START Data records
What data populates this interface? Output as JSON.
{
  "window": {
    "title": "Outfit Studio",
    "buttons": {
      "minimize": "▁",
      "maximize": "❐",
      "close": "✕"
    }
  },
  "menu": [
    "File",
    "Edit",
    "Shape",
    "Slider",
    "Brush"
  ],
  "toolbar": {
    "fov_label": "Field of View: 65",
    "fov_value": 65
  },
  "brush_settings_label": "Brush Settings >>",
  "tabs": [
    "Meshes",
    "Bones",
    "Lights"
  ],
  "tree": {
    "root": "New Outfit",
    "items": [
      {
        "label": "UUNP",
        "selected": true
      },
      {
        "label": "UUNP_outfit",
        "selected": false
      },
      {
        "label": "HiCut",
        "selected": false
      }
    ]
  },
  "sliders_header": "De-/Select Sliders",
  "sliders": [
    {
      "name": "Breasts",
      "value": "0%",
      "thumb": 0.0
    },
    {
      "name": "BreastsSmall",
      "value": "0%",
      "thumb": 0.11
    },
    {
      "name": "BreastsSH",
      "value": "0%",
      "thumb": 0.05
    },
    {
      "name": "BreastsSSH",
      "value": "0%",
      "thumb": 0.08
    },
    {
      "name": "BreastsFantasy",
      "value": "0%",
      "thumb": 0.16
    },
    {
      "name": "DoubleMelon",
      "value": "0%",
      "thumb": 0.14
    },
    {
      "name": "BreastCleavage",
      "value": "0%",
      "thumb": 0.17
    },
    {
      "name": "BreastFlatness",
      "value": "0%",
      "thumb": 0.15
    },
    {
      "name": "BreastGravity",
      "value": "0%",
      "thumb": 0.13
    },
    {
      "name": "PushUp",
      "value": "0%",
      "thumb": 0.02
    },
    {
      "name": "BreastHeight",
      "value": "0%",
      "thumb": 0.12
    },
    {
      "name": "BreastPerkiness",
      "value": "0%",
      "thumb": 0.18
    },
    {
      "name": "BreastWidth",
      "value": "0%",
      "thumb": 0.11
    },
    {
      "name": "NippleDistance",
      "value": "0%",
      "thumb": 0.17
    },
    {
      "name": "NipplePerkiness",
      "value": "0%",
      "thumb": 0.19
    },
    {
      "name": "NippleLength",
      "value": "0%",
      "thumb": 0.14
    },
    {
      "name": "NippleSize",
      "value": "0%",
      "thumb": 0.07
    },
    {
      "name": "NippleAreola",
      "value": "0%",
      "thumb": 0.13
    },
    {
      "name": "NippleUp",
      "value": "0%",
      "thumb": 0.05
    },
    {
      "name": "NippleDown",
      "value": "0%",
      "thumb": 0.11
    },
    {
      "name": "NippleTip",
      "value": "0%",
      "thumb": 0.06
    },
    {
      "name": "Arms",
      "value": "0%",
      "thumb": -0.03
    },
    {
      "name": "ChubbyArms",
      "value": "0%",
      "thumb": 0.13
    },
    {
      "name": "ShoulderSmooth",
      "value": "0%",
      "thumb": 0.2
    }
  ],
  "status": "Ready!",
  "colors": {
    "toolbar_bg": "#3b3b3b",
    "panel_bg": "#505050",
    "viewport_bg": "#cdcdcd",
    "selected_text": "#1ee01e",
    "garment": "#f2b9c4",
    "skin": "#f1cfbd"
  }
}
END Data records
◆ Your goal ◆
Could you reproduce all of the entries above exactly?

◆ Written answer ◆
What data populates this interface? Output as JSON.
{
  "window": {
    "title": "Outfit Studio",
    "buttons": {
      "minimize": "▁",
      "maximize": "❐",
      "close": "✕"
    }
  },
  "menu": [
    "File",
    "Edit",
    "Shape",
    "Slider",
    "Brush"
  ],
  "toolbar": {
    "fov_label": "Field of View: 65",
    "fov_value": 65
  },
  "brush_settings_label": "Brush Settings >>",
  "tabs": [
    "Meshes",
    "Bones",
    "Lights"
  ],
  "tree": {
    "root": "New Outfit",
    "items": [
      {
        "label": "UUNP",
        "selected": true
      },
      {
        "label": "UUNP_outfit",
        "selected": false
      },
      {
        "label": "HiCut",
        "selected": false
      }
    ]
  },
  "sliders_header": "De-/Select Sliders",
  "sliders": [
    {
      "name": "Breasts",
      "value": "0%",
      "thumb": 0.0
    },
    {
      "name": "BreastsSmall",
      "value": "0%",
      "thumb": 0.11
    },
    {
      "name": "BreastsSH",
      "value": "0%",
      "thumb": 0.05
    },
    {
      "name": "BreastsSSH",
      "value": "0%",
      "thumb": 0.08
    },
    {
      "name": "BreastsFantasy",
      "value": "0%",
      "thumb": 0.16
    },
    {
      "name": "DoubleMelon",
      "value": "0%",
      "thumb": 0.14
    },
    {
      "name": "BreastCleavage",
      "value": "0%",
      "thumb": 0.17
    },
    {
      "name": "BreastFlatness",
      "value": "0%",
      "thumb": 0.15
    },
    {
      "name": "BreastGravity",
      "value": "0%",
      "thumb": 0.13
    },
    {
      "name": "PushUp",
      "value": "0%",
      "thumb": 0.02
    },
    {
      "name": "BreastHeight",
      "value": "0%",
      "thumb": 0.12
    },
    {
      "name": "BreastPerkiness",
      "value": "0%",
      "thumb": 0.18
    },
    {
      "name": "BreastWidth",
      "value": "0%",
      "thumb": 0.11
    },
    {
      "name": "NippleDistance",
      "value": "0%",
      "thumb": 0.17
    },
    {
      "name": "NipplePerkiness",
      "value": "0%",
      "thumb": 0.19
    },
    {
      "name": "NippleLength",
      "value": "0%",
      "thumb": 0.14
    },
    {
      "name": "NippleSize",
      "value": "0%",
      "thumb": 0.07
    },
    {
      "name": "NippleAreola",
      "value": "0%",
      "thumb": 0.13
    },
    {
      "name": "NippleUp",
      "value": "0%",
      "thumb": 0.05
    },
    {
      "name": "NippleDown",
      "value": "0%",
      "thumb": 0.11
    },
    {
      "name": "NippleTip",
      "value": "0%",
      "thumb": 0.06
    },
    {
      "name": "Arms",
      "value": "0%",
      "thumb": -0.03
    },
    {
      "name": "ChubbyArms",
      "value": "0%",
      "thumb": 0.13
    },
    {
      "name": "ShoulderSmooth",
      "value": "0%",
      "thumb": 0.2
    }
  ],
  "status": "Ready!",
  "colors": {
    "toolbar_bg": "#3b3b3b",
    "panel_bg": "#505050",
    "viewport_bg": "#cdcdcd",
    "selected_text": "#1ee01e",
    "garment": "#f2b9c4",
    "skin": "#f1cfbd"
  }
}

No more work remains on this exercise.